§ **Exercise**
Print out every line of the material exactly. Include no pictures.

§ **Provided data**

____

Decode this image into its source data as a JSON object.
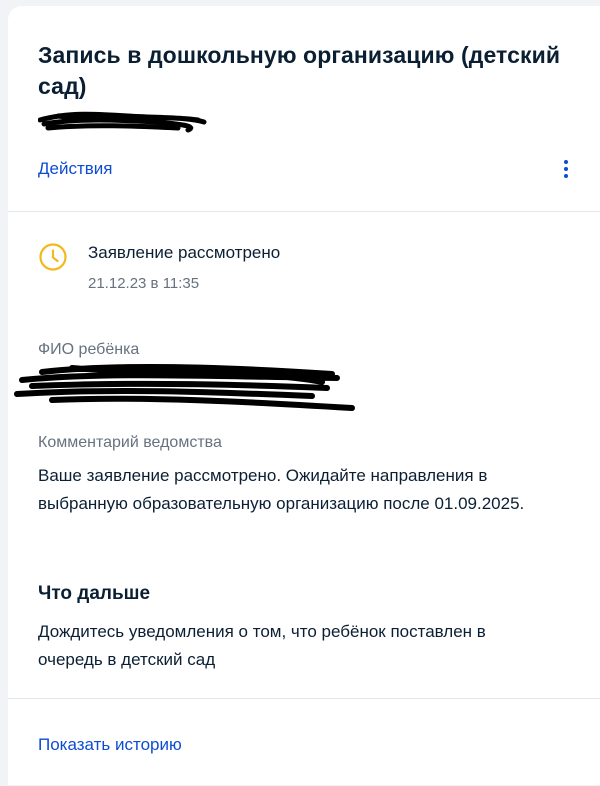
{
  "card": {
    "title": "Запись в дошкольную организацию (детский сад)",
    "actions_label": "Действия",
    "menu_icon": "more-vertical-icon"
  },
  "status": {
    "icon": "clock-icon",
    "title": "Заявление рассмотрено",
    "date": "21.12.23 в 11:35"
  },
  "child": {
    "label": "ФИО ребёнка"
  },
  "comment": {
    "label": "Комментарий ведомства",
    "text": "Ваше заявление рассмотрено. Ожидайте направления в выбранную образовательную организацию после 01.09.2025."
  },
  "next": {
    "title": "Что дальше",
    "text": "Дождитесь уведомления о том, что ребёнок поставлен в очередь в детский сад"
  },
  "footer": {
    "history_label": "Показать историю"
  },
  "colors": {
    "accent": "#0d4cd3",
    "status_icon": "#f2b91d",
    "muted_text": "#66727f",
    "text": "#0b1f33"
  }
}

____

§ **Solution for this task**
Decode this image into its source data as a JSON object.
{
  "card": {
    "title": "Запись в дошкольную организацию (детский сад)",
    "actions_label": "Действия",
    "menu_icon": "more-vertical-icon"
  },
  "status": {
    "icon": "clock-icon",
    "title": "Заявление рассмотрено",
    "date": "21.12.23 в 11:35"
  },
  "child": {
    "label": "ФИО ребёнка"
  },
  "comment": {
    "label": "Комментарий ведомства",
    "text": "Ваше заявление рассмотрено. Ожидайте направления в выбранную образовательную организацию после 01.09.2025."
  },
  "next": {
    "title": "Что дальше",
    "text": "Дождитесь уведомления о том, что ребёнок поставлен в очередь в детский сад"
  },
  "footer": {
    "history_label": "Показать историю"
  },
  "colors": {
    "accent": "#0d4cd3",
    "status_icon": "#f2b91d",
    "muted_text": "#66727f",
    "text": "#0b1f33"
  }
}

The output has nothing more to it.